*** Begin section ***
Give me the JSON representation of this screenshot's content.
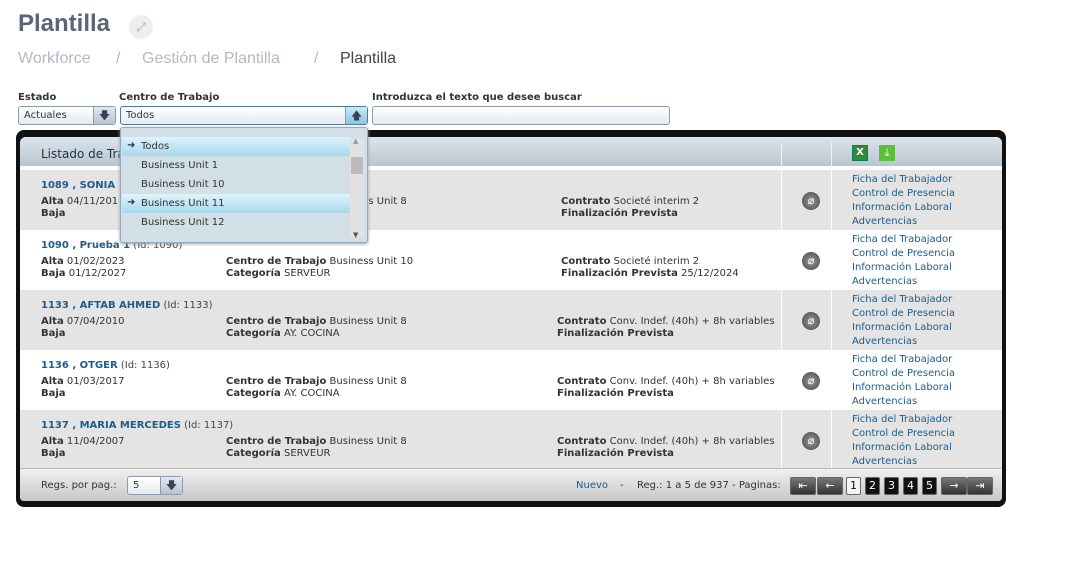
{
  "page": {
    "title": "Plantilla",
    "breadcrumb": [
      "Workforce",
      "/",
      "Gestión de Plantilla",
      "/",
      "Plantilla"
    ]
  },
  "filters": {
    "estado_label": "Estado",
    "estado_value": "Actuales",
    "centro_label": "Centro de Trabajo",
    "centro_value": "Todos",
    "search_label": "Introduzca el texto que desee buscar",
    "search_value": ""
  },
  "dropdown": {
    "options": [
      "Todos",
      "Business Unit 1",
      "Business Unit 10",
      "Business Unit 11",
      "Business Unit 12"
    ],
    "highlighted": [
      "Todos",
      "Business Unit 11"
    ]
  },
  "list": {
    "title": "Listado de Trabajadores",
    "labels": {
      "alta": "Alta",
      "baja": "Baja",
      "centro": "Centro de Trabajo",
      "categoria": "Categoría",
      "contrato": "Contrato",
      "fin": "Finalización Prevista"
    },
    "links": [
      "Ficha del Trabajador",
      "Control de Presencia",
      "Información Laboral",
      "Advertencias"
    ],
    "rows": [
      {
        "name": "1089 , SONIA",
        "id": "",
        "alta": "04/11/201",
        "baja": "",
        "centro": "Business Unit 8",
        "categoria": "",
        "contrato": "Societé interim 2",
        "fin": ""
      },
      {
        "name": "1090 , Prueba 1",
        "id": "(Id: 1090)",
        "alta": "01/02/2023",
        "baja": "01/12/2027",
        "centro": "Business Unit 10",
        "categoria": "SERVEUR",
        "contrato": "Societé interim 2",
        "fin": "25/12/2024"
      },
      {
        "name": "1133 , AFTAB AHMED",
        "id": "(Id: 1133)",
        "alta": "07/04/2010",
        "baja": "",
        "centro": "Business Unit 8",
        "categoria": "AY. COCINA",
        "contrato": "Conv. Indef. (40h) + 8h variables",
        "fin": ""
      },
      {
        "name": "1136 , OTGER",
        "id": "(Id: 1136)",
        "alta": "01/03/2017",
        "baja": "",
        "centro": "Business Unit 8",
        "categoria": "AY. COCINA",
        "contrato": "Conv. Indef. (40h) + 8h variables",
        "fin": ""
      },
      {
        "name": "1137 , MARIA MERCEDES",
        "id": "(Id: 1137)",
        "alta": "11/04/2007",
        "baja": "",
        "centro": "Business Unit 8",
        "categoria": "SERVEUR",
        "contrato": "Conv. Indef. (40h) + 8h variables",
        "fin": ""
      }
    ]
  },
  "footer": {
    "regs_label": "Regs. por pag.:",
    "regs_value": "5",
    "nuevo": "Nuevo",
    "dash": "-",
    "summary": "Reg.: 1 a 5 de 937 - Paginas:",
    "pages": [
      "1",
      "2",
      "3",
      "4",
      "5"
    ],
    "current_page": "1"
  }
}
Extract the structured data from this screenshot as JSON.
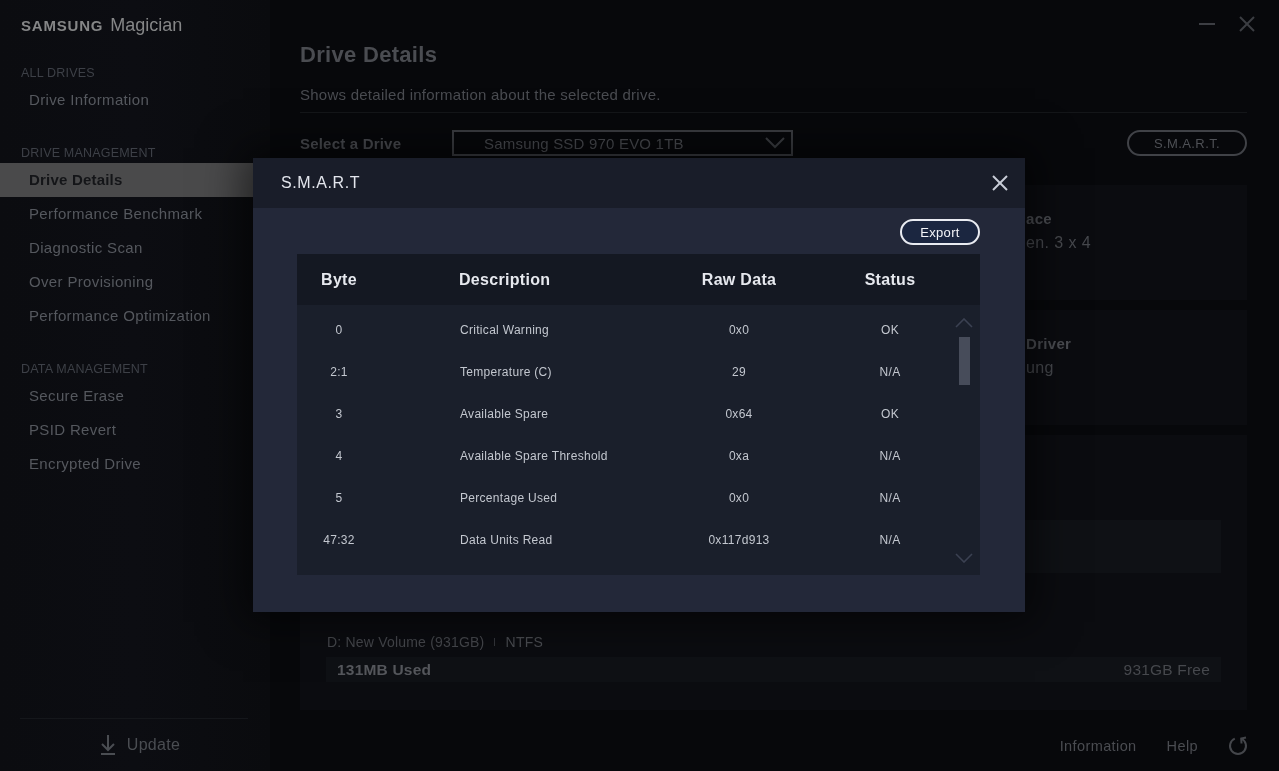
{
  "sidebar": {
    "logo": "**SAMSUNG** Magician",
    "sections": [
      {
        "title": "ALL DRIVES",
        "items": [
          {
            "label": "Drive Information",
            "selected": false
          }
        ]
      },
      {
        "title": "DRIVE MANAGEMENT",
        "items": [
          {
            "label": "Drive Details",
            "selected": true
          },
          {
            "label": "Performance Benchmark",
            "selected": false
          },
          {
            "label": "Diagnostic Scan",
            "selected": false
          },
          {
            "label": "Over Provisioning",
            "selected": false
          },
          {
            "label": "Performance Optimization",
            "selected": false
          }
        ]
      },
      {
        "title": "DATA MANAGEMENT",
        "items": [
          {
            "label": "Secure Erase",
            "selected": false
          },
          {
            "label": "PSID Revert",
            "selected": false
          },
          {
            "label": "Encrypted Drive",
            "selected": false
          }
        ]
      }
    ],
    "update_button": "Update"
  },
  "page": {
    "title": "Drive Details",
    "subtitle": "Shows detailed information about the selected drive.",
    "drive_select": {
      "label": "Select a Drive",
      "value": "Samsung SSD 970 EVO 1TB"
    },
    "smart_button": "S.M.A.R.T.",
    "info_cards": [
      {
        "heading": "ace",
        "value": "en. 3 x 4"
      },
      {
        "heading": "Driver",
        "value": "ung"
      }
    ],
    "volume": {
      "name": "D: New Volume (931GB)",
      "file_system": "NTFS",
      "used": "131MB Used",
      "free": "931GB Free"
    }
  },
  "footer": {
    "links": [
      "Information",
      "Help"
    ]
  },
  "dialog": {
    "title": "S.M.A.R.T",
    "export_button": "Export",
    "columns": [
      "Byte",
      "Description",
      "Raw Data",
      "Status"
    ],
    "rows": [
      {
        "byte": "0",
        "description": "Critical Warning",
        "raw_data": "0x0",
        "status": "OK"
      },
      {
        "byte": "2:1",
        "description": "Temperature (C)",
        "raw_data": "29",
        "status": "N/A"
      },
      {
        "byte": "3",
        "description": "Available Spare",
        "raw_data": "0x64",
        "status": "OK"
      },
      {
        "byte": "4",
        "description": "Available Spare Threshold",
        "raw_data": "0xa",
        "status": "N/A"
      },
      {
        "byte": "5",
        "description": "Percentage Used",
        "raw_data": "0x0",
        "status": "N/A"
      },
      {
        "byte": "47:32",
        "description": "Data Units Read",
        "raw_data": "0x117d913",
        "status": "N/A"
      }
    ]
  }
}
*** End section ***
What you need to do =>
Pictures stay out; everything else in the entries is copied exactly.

Solution =>
Give me the JSON representation of this screenshot's content.
{
  "page": {
    "title": "Plantilla",
    "breadcrumb": [
      "Workforce",
      "/",
      "Gestión de Plantilla",
      "/",
      "Plantilla"
    ]
  },
  "filters": {
    "estado_label": "Estado",
    "estado_value": "Actuales",
    "centro_label": "Centro de Trabajo",
    "centro_value": "Todos",
    "search_label": "Introduzca el texto que desee buscar",
    "search_value": ""
  },
  "dropdown": {
    "options": [
      "Todos",
      "Business Unit 1",
      "Business Unit 10",
      "Business Unit 11",
      "Business Unit 12"
    ],
    "highlighted": [
      "Todos",
      "Business Unit 11"
    ]
  },
  "list": {
    "title": "Listado de Trabajadores",
    "labels": {
      "alta": "Alta",
      "baja": "Baja",
      "centro": "Centro de Trabajo",
      "categoria": "Categoría",
      "contrato": "Contrato",
      "fin": "Finalización Prevista"
    },
    "links": [
      "Ficha del Trabajador",
      "Control de Presencia",
      "Información Laboral",
      "Advertencias"
    ],
    "rows": [
      {
        "name": "1089 , SONIA",
        "id": "",
        "alta": "04/11/201",
        "baja": "",
        "centro": "Business Unit 8",
        "categoria": "",
        "contrato": "Societé interim 2",
        "fin": ""
      },
      {
        "name": "1090 , Prueba 1",
        "id": "(Id: 1090)",
        "alta": "01/02/2023",
        "baja": "01/12/2027",
        "centro": "Business Unit 10",
        "categoria": "SERVEUR",
        "contrato": "Societé interim 2",
        "fin": "25/12/2024"
      },
      {
        "name": "1133 , AFTAB AHMED",
        "id": "(Id: 1133)",
        "alta": "07/04/2010",
        "baja": "",
        "centro": "Business Unit 8",
        "categoria": "AY. COCINA",
        "contrato": "Conv. Indef. (40h) + 8h variables",
        "fin": ""
      },
      {
        "name": "1136 , OTGER",
        "id": "(Id: 1136)",
        "alta": "01/03/2017",
        "baja": "",
        "centro": "Business Unit 8",
        "categoria": "AY. COCINA",
        "contrato": "Conv. Indef. (40h) + 8h variables",
        "fin": ""
      },
      {
        "name": "1137 , MARIA MERCEDES",
        "id": "(Id: 1137)",
        "alta": "11/04/2007",
        "baja": "",
        "centro": "Business Unit 8",
        "categoria": "SERVEUR",
        "contrato": "Conv. Indef. (40h) + 8h variables",
        "fin": ""
      }
    ]
  },
  "footer": {
    "regs_label": "Regs. por pag.:",
    "regs_value": "5",
    "nuevo": "Nuevo",
    "dash": "-",
    "summary": "Reg.: 1 a 5 de 937 - Paginas:",
    "pages": [
      "1",
      "2",
      "3",
      "4",
      "5"
    ],
    "current_page": "1"
  }
}
Extract the structured data from this screenshot as JSON.
{
  "sidebar": {
    "logo": "**SAMSUNG** Magician",
    "sections": [
      {
        "title": "ALL DRIVES",
        "items": [
          {
            "label": "Drive Information",
            "selected": false
          }
        ]
      },
      {
        "title": "DRIVE MANAGEMENT",
        "items": [
          {
            "label": "Drive Details",
            "selected": true
          },
          {
            "label": "Performance Benchmark",
            "selected": false
          },
          {
            "label": "Diagnostic Scan",
            "selected": false
          },
          {
            "label": "Over Provisioning",
            "selected": false
          },
          {
            "label": "Performance Optimization",
            "selected": false
          }
        ]
      },
      {
        "title": "DATA MANAGEMENT",
        "items": [
          {
            "label": "Secure Erase",
            "selected": false
          },
          {
            "label": "PSID Revert",
            "selected": false
          },
          {
            "label": "Encrypted Drive",
            "selected": false
          }
        ]
      }
    ],
    "update_button": "Update"
  },
  "page": {
    "title": "Drive Details",
    "subtitle": "Shows detailed information about the selected drive.",
    "drive_select": {
      "label": "Select a Drive",
      "value": "Samsung SSD 970 EVO 1TB"
    },
    "smart_button": "S.M.A.R.T.",
    "info_cards": [
      {
        "heading": "ace",
        "value": "en. 3 x 4"
      },
      {
        "heading": "Driver",
        "value": "ung"
      }
    ],
    "volume": {
      "name": "D: New Volume (931GB)",
      "file_system": "NTFS",
      "used": "131MB Used",
      "free": "931GB Free"
    }
  },
  "footer": {
    "links": [
      "Information",
      "Help"
    ]
  },
  "dialog": {
    "title": "S.M.A.R.T",
    "export_button": "Export",
    "columns": [
      "Byte",
      "Description",
      "Raw Data",
      "Status"
    ],
    "rows": [
      {
        "byte": "0",
        "description": "Critical Warning",
        "raw_data": "0x0",
        "status": "OK"
      },
      {
        "byte": "2:1",
        "description": "Temperature (C)",
        "raw_data": "29",
        "status": "N/A"
      },
      {
        "byte": "3",
        "description": "Available Spare",
        "raw_data": "0x64",
        "status": "OK"
      },
      {
        "byte": "4",
        "description": "Available Spare Threshold",
        "raw_data": "0xa",
        "status": "N/A"
      },
      {
        "byte": "5",
        "description": "Percentage Used",
        "raw_data": "0x0",
        "status": "N/A"
      },
      {
        "byte": "47:32",
        "description": "Data Units Read",
        "raw_data": "0x117d913",
        "status": "N/A"
      }
    ]
  }
}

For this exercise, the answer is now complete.